Sensing Mechanism. Change of “conductance” within the MOS will be the basic principle of the operation inside the miniature load cell itself. A change in conductance happens when an interaction using a gas happens, the conductance varying depending on the power of the gas itself.

Metal oxide sensors fall into two types:

n-type (zinc oxide (ZnO), tin dioxide (SnO2), titanium dioxide (TiO2) iron (III) oxide (Fe2O3). p-type nickel oxide (Ni2O3), cobalt oxide (CoO). The n type usually responds to “reducing” gases, whilst the p-type responds cqjevg “oxidizing” vapours.

Operation (n-type):

As the current applied between the two electrodes, via “the metal oxide”, oxygen in the air start to react with the surface and accumulate on the top of the sensor, consequently “trapping free electrons on the surface from the conduction band” [2]. In this manner, the electrical conductance decreases as resistance within these areas increase as a result of absence of carriers (i.e. increase resistance to current), as you will see a “potential barriers” in between the grains (particles) themselves.

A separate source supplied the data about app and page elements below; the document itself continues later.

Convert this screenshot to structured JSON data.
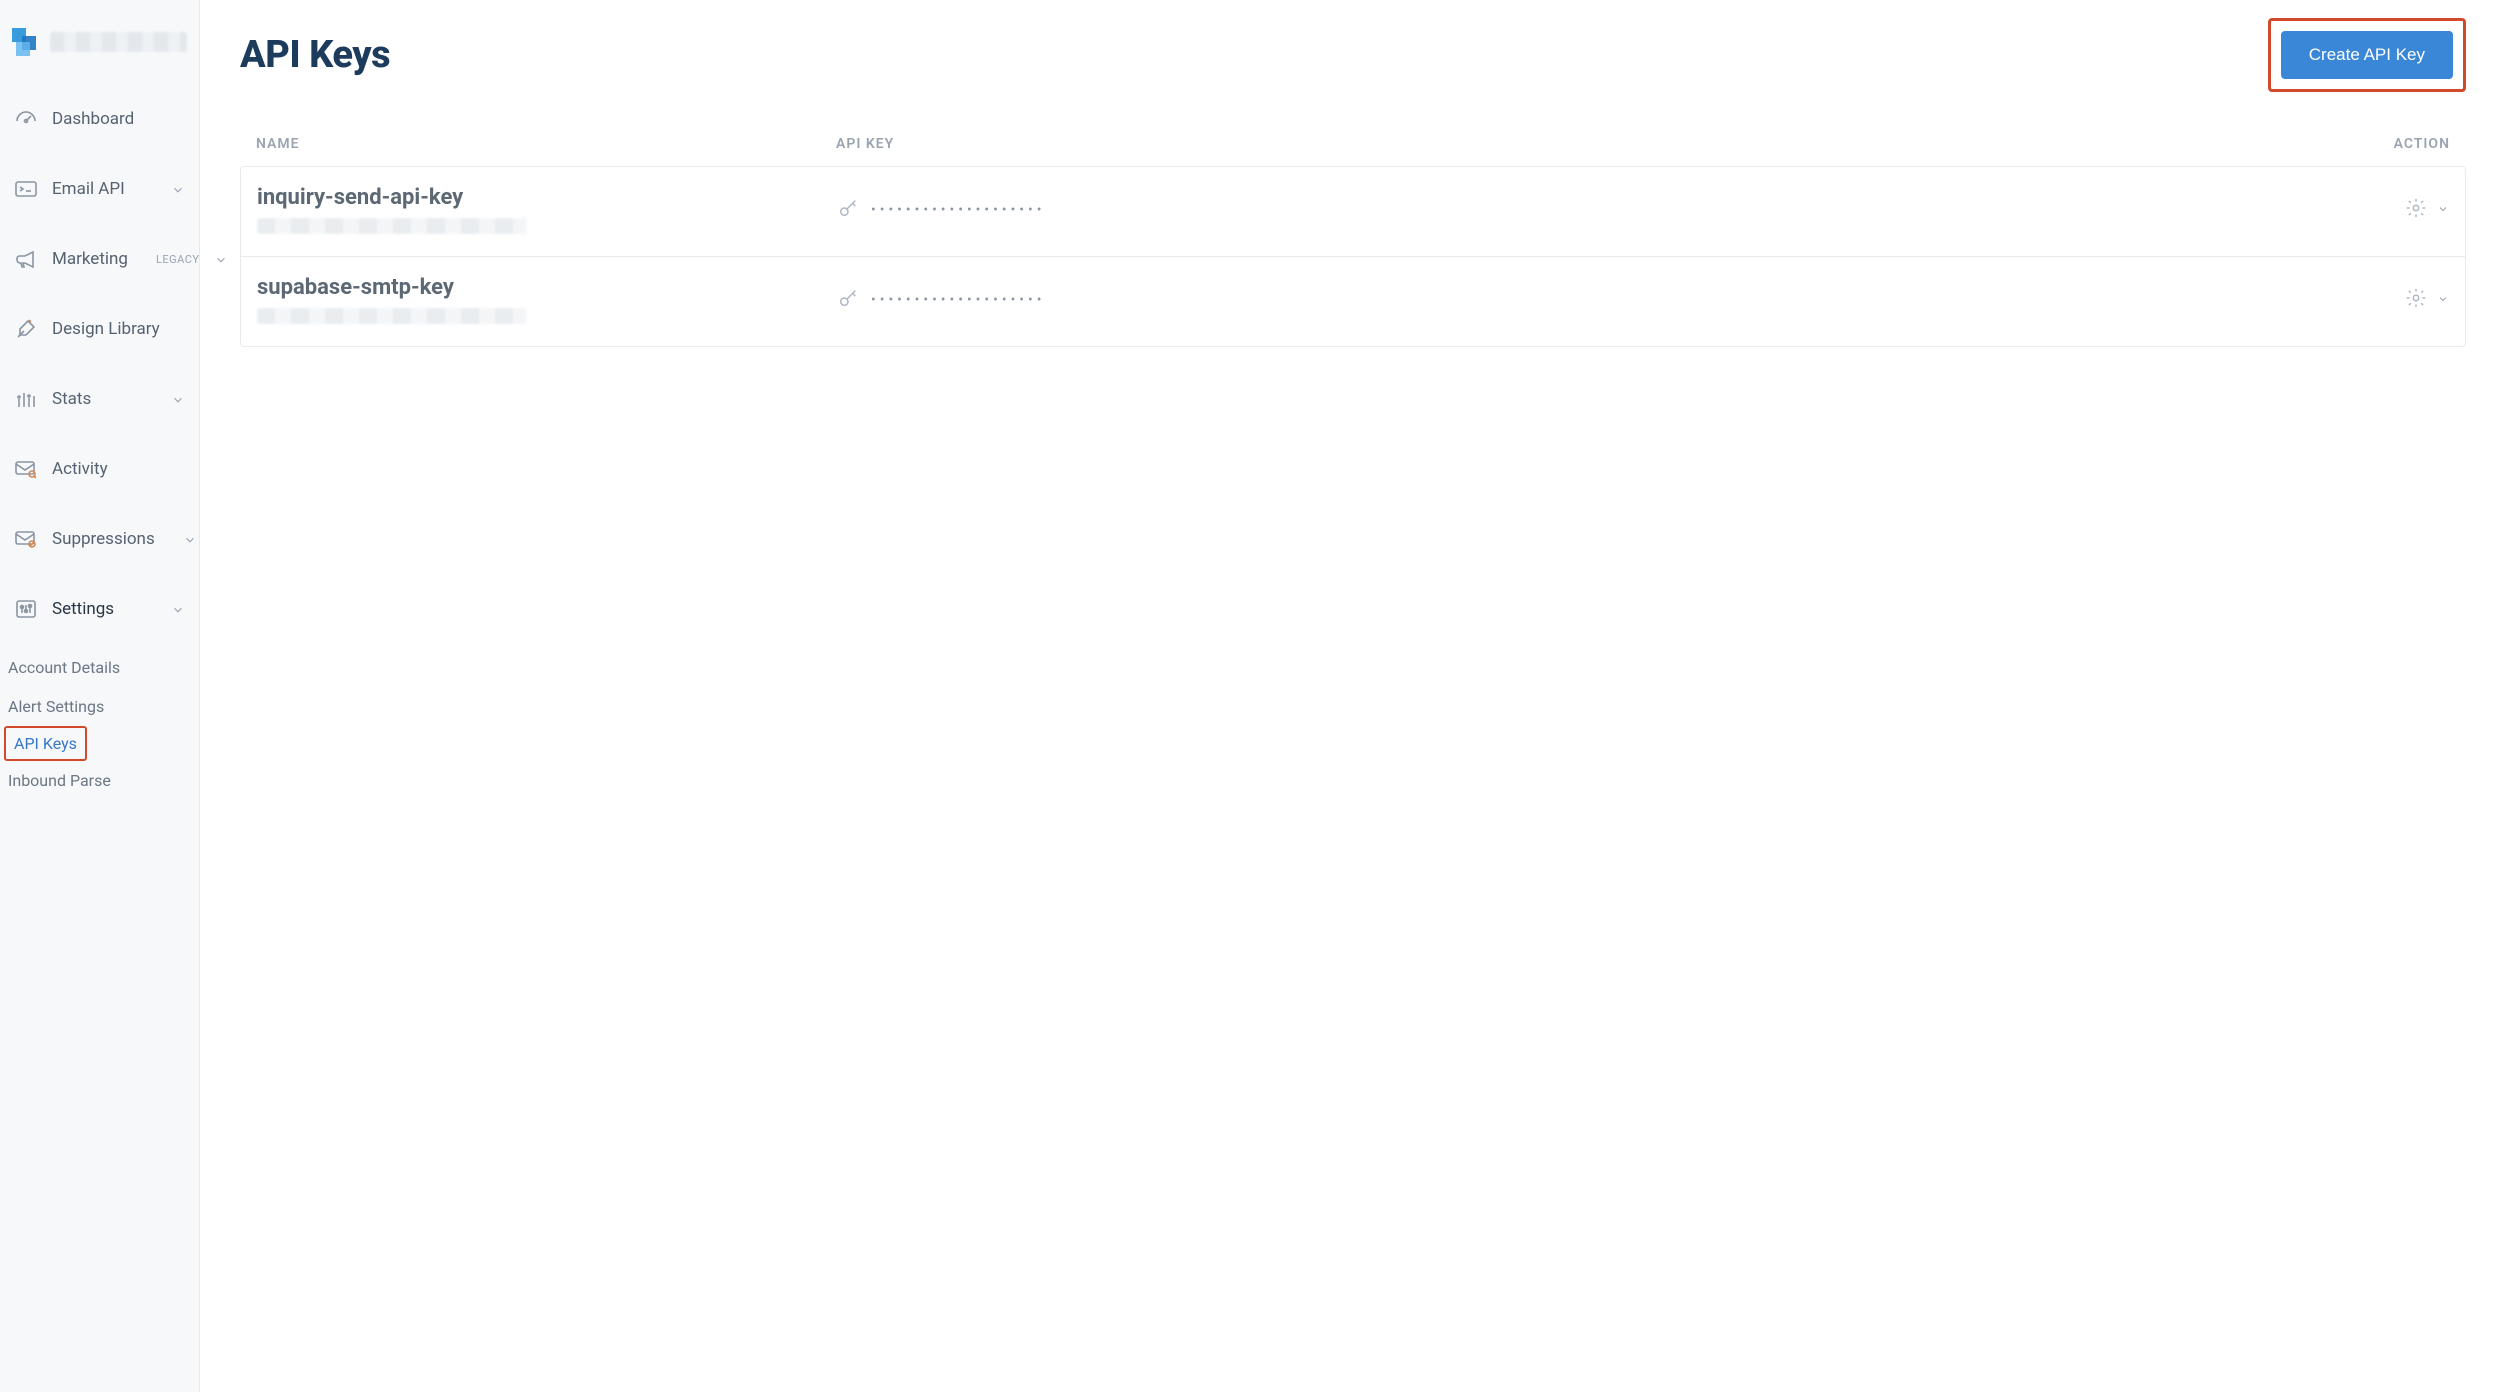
{
  "page": {
    "title": "API Keys",
    "create_button_label": "Create API Key"
  },
  "sidebar": {
    "items": [
      {
        "label": "Dashboard",
        "expandable": false
      },
      {
        "label": "Email API",
        "expandable": true
      },
      {
        "label": "Marketing",
        "expandable": true,
        "badge": "LEGACY"
      },
      {
        "label": "Design Library",
        "expandable": false
      },
      {
        "label": "Stats",
        "expandable": true
      },
      {
        "label": "Activity",
        "expandable": false
      },
      {
        "label": "Suppressions",
        "expandable": true
      },
      {
        "label": "Settings",
        "expandable": true,
        "active": true
      }
    ],
    "settings_subitems": [
      {
        "label": "Account Details"
      },
      {
        "label": "Alert Settings"
      },
      {
        "label": "API Keys",
        "active": true
      },
      {
        "label": "Inbound Parse"
      }
    ]
  },
  "table": {
    "columns": {
      "name": "NAME",
      "key": "API KEY",
      "action": "ACTION"
    },
    "rows": [
      {
        "name": "inquiry-send-api-key",
        "masked_key": "••••••••••••••••••••"
      },
      {
        "name": "supabase-smtp-key",
        "masked_key": "••••••••••••••••••••"
      }
    ]
  }
}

Once the sensor subjected to reducing gases (e.g. CO) then the resistance drop, because the gas usually interact with the oxygen and thus, an electron is going to be released. Consequently, the discharge from the electron raise the conductivity because it will reduce “the potential barriers” and allow the electrons to begin to circulate . Operation (p-type): Oxidising gases (e.g. O2, NO2) usually remove electrons from the top of the tension compression load cell, and consequently, because of this charge carriers will be produced.